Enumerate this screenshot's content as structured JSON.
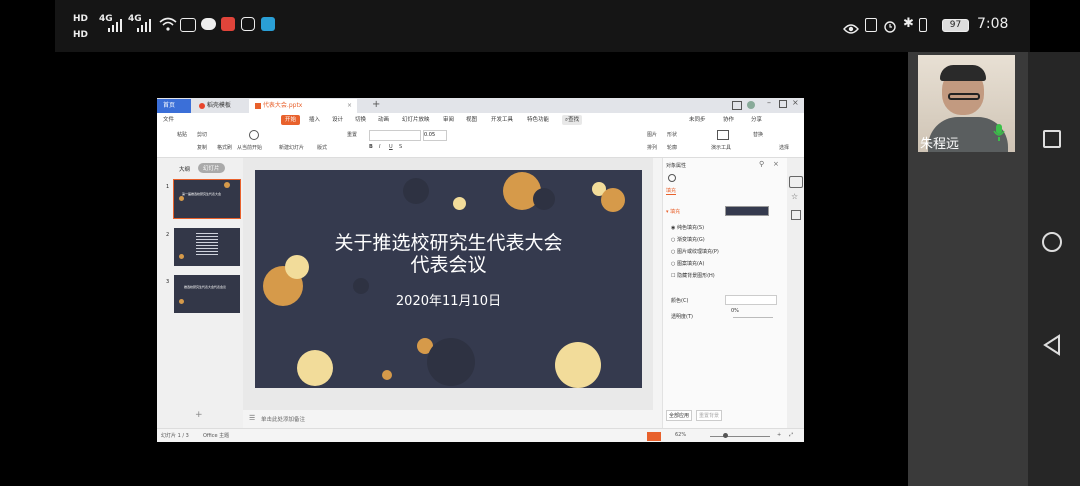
{
  "statusbar": {
    "net1": "HD",
    "net2": "HD",
    "sig1": "4G",
    "sig2": "4G",
    "battery": "97",
    "time": "7:08"
  },
  "video": {
    "name": "朱程远"
  },
  "wps": {
    "tabs": {
      "home": "首页",
      "template": "稻壳模板",
      "file": "代表大会.pptx"
    },
    "menus": [
      "文件",
      "开始",
      "插入",
      "设计",
      "切换",
      "动画",
      "幻灯片放映",
      "审阅",
      "视图",
      "开发工具",
      "特色功能"
    ],
    "search": "查找",
    "sync": "未同步",
    "collab": "协作",
    "share": "分享",
    "ribbon": {
      "paste": "粘贴",
      "cut": "剪切",
      "copy": "复制",
      "format": "格式刷",
      "play": "从当前开始",
      "new_slide": "新建幻灯片",
      "layout": "版式",
      "reset": "重置",
      "section": "节",
      "font_size": "0.05",
      "picture": "图片",
      "shape": "形状",
      "arrange": "排列",
      "outline": "轮廓",
      "textbox": "文本框",
      "style": "演示工具",
      "replace": "替换",
      "select": "选择",
      "demo": "演示工具"
    },
    "thumbpane": {
      "outline_tab": "大纲",
      "slides_tab": "幻灯片",
      "add": "+",
      "nums": [
        "1",
        "2",
        "3"
      ],
      "t1": "第一届推选校研究生代表大会",
      "t3": "推选校研究生代表大会代表会议"
    },
    "slide": {
      "title_line1": "关于推选校研究生代表大会",
      "title_line2": "代表会议",
      "date": "2020年11月10日"
    },
    "notes": "单击此处添加备注",
    "props": {
      "title": "对象属性",
      "tab": "填充",
      "section": "填充",
      "opt1": "纯色填充(S)",
      "opt2": "渐变填充(G)",
      "opt3": "图片或纹理填充(P)",
      "opt4": "图案填充(A)",
      "opt5": "隐藏背景图形(H)",
      "color_label": "颜色(C)",
      "transparency_label": "透明度(T)",
      "transparency_value": "0%",
      "apply_all": "全部应用",
      "reset_bg": "重置背景"
    },
    "status": {
      "slide_no": "幻灯片 1 / 3",
      "theme": "Office 主题",
      "zoom": "62%"
    }
  },
  "colors": {
    "slide_bg": "#353a4e",
    "gold": "#d69a4a",
    "cream": "#f2dc9a",
    "accent": "#e8612c"
  }
}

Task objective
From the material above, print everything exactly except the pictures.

Answer for the task
Enumerate this screenshot's content as structured JSON.
{
  "statusbar": {
    "net1": "HD",
    "net2": "HD",
    "sig1": "4G",
    "sig2": "4G",
    "battery": "97",
    "time": "7:08"
  },
  "video": {
    "name": "朱程远"
  },
  "wps": {
    "tabs": {
      "home": "首页",
      "template": "稻壳模板",
      "file": "代表大会.pptx"
    },
    "menus": [
      "文件",
      "开始",
      "插入",
      "设计",
      "切换",
      "动画",
      "幻灯片放映",
      "审阅",
      "视图",
      "开发工具",
      "特色功能"
    ],
    "search": "查找",
    "sync": "未同步",
    "collab": "协作",
    "share": "分享",
    "ribbon": {
      "paste": "粘贴",
      "cut": "剪切",
      "copy": "复制",
      "format": "格式刷",
      "play": "从当前开始",
      "new_slide": "新建幻灯片",
      "layout": "版式",
      "reset": "重置",
      "section": "节",
      "font_size": "0.05",
      "picture": "图片",
      "shape": "形状",
      "arrange": "排列",
      "outline": "轮廓",
      "textbox": "文本框",
      "style": "演示工具",
      "replace": "替换",
      "select": "选择",
      "demo": "演示工具"
    },
    "thumbpane": {
      "outline_tab": "大纲",
      "slides_tab": "幻灯片",
      "add": "+",
      "nums": [
        "1",
        "2",
        "3"
      ],
      "t1": "第一届推选校研究生代表大会",
      "t3": "推选校研究生代表大会代表会议"
    },
    "slide": {
      "title_line1": "关于推选校研究生代表大会",
      "title_line2": "代表会议",
      "date": "2020年11月10日"
    },
    "notes": "单击此处添加备注",
    "props": {
      "title": "对象属性",
      "tab": "填充",
      "section": "填充",
      "opt1": "纯色填充(S)",
      "opt2": "渐变填充(G)",
      "opt3": "图片或纹理填充(P)",
      "opt4": "图案填充(A)",
      "opt5": "隐藏背景图形(H)",
      "color_label": "颜色(C)",
      "transparency_label": "透明度(T)",
      "transparency_value": "0%",
      "apply_all": "全部应用",
      "reset_bg": "重置背景"
    },
    "status": {
      "slide_no": "幻灯片 1 / 3",
      "theme": "Office 主题",
      "zoom": "62%"
    }
  },
  "colors": {
    "slide_bg": "#353a4e",
    "gold": "#d69a4a",
    "cream": "#f2dc9a",
    "accent": "#e8612c"
  }
}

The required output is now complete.